━━━━━ Data for review
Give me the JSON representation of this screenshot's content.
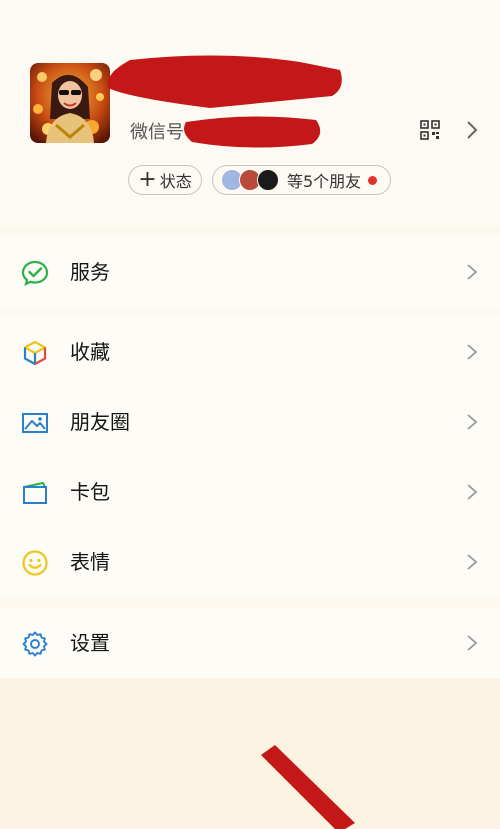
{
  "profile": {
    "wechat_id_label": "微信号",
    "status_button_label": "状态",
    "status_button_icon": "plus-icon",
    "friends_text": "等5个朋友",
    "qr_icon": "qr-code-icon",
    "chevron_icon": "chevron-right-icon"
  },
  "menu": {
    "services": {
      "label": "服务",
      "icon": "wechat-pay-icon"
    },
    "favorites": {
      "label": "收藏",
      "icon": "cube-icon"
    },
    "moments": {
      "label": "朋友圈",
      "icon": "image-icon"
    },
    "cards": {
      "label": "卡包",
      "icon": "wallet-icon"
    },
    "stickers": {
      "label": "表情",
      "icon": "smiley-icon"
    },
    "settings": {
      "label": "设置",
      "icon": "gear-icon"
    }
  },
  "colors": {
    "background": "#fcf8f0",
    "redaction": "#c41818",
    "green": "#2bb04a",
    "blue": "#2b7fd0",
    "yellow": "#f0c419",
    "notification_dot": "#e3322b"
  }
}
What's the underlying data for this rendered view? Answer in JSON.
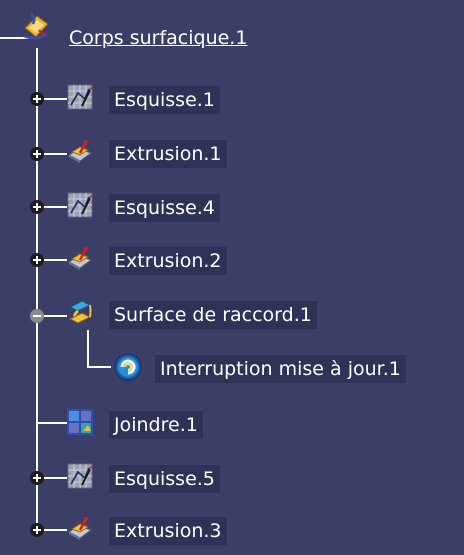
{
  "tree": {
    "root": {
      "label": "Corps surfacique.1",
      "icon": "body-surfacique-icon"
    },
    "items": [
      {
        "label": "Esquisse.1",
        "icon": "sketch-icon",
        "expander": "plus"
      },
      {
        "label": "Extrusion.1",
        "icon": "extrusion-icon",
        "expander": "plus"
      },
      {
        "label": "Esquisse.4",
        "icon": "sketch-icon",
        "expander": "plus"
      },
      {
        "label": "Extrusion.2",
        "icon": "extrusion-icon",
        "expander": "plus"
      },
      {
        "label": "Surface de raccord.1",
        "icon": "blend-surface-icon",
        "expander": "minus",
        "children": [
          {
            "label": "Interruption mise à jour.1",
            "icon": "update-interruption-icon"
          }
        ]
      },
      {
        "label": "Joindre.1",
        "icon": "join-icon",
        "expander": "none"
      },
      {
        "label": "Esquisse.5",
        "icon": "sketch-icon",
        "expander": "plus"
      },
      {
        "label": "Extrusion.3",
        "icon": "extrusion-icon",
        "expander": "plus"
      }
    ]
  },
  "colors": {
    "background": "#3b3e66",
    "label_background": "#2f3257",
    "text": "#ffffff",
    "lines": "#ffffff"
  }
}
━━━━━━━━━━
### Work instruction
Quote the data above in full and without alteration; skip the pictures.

### Answer section
Give me the JSON representation of this screenshot's content.
{
  "profile": {
    "wechat_id_label": "微信号",
    "status_button_label": "状态",
    "status_button_icon": "plus-icon",
    "friends_text": "等5个朋友",
    "qr_icon": "qr-code-icon",
    "chevron_icon": "chevron-right-icon"
  },
  "menu": {
    "services": {
      "label": "服务",
      "icon": "wechat-pay-icon"
    },
    "favorites": {
      "label": "收藏",
      "icon": "cube-icon"
    },
    "moments": {
      "label": "朋友圈",
      "icon": "image-icon"
    },
    "cards": {
      "label": "卡包",
      "icon": "wallet-icon"
    },
    "stickers": {
      "label": "表情",
      "icon": "smiley-icon"
    },
    "settings": {
      "label": "设置",
      "icon": "gear-icon"
    }
  },
  "colors": {
    "background": "#fcf8f0",
    "redaction": "#c41818",
    "green": "#2bb04a",
    "blue": "#2b7fd0",
    "yellow": "#f0c419",
    "notification_dot": "#e3322b"
  }
}
What's the underlying data for this rendered view? Answer in JSON.
{
  "tree": {
    "root": {
      "label": "Corps surfacique.1",
      "icon": "body-surfacique-icon"
    },
    "items": [
      {
        "label": "Esquisse.1",
        "icon": "sketch-icon",
        "expander": "plus"
      },
      {
        "label": "Extrusion.1",
        "icon": "extrusion-icon",
        "expander": "plus"
      },
      {
        "label": "Esquisse.4",
        "icon": "sketch-icon",
        "expander": "plus"
      },
      {
        "label": "Extrusion.2",
        "icon": "extrusion-icon",
        "expander": "plus"
      },
      {
        "label": "Surface de raccord.1",
        "icon": "blend-surface-icon",
        "expander": "minus",
        "children": [
          {
            "label": "Interruption mise à jour.1",
            "icon": "update-interruption-icon"
          }
        ]
      },
      {
        "label": "Joindre.1",
        "icon": "join-icon",
        "expander": "none"
      },
      {
        "label": "Esquisse.5",
        "icon": "sketch-icon",
        "expander": "plus"
      },
      {
        "label": "Extrusion.3",
        "icon": "extrusion-icon",
        "expander": "plus"
      }
    ]
  },
  "colors": {
    "background": "#3b3e66",
    "label_background": "#2f3257",
    "text": "#ffffff",
    "lines": "#ffffff"
  }
}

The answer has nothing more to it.